• Task goal: What lines of the data include the string "Service"? Copy them all.

• Records supplied:
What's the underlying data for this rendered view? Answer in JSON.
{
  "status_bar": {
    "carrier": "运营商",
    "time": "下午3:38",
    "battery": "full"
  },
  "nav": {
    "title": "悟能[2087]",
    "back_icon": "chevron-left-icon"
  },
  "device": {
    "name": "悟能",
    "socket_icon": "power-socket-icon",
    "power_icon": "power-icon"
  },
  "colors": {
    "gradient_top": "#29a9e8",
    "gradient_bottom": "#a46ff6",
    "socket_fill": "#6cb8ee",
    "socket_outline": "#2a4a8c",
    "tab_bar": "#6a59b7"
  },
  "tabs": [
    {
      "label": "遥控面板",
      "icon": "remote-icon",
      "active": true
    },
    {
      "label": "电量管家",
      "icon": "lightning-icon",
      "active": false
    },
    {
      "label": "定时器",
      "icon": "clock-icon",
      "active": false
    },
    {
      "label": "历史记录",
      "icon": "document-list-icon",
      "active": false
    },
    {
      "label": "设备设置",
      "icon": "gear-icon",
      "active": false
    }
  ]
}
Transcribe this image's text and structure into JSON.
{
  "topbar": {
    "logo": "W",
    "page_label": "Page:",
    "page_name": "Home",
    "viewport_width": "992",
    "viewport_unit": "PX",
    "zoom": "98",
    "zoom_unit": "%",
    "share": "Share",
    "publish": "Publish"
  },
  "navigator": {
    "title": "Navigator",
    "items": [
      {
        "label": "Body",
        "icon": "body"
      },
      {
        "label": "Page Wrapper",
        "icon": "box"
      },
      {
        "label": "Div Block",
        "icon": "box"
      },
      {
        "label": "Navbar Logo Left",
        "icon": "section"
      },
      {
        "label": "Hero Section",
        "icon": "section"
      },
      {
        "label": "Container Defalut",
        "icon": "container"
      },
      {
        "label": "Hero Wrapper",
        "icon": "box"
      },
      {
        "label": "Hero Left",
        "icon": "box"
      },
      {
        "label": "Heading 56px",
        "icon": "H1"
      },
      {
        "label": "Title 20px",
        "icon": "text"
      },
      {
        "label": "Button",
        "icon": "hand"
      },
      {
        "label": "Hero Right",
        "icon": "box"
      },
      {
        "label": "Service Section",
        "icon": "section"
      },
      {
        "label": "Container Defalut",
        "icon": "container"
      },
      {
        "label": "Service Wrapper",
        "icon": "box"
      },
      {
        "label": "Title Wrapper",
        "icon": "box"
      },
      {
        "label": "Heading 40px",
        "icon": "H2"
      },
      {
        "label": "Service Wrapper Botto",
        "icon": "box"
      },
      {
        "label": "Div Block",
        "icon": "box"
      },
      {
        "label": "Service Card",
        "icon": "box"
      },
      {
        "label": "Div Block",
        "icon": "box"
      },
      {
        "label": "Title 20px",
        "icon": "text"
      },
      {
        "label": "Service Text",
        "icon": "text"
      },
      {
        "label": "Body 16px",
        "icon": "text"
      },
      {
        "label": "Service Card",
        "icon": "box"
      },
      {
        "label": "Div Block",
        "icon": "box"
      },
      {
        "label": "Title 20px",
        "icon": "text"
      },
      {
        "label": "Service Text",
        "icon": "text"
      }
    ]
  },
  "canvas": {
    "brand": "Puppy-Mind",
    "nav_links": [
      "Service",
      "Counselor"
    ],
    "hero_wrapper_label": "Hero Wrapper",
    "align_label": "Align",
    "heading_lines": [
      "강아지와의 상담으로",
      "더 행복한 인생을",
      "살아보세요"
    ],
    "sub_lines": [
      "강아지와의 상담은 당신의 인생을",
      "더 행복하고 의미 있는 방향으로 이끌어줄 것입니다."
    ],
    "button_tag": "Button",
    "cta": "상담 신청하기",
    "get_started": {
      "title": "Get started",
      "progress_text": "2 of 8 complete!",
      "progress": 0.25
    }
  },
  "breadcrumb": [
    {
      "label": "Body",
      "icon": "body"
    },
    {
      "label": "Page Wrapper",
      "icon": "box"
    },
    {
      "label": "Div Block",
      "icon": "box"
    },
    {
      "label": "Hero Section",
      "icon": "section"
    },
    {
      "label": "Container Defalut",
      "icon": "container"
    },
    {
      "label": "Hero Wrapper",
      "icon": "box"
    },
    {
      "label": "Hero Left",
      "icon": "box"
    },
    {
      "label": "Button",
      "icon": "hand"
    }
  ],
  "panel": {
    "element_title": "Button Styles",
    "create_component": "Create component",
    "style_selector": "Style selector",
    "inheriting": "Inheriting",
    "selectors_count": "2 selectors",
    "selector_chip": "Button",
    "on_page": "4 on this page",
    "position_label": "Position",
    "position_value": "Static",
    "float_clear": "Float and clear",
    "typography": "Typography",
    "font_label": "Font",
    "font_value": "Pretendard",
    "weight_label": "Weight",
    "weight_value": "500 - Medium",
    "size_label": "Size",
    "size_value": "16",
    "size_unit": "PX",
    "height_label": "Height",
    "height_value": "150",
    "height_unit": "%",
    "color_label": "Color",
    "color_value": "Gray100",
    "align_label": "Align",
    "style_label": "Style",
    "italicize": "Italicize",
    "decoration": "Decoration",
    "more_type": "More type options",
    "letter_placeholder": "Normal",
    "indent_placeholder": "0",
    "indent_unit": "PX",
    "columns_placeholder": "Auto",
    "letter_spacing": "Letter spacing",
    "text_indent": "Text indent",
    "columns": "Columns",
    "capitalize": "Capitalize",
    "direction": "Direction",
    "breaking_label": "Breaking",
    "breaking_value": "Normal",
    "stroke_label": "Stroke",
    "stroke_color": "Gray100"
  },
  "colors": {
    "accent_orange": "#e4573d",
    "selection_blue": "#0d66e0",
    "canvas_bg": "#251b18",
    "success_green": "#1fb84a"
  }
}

• Exercise result:
        "label": "Service Section",
        "label": "Service Wrapper",
        "label": "Service Wrapper Botto",
        "label": "Service Card",
        "label": "Service Text",
        "label": "Service Card",
        "label": "Service Text",
      "Service",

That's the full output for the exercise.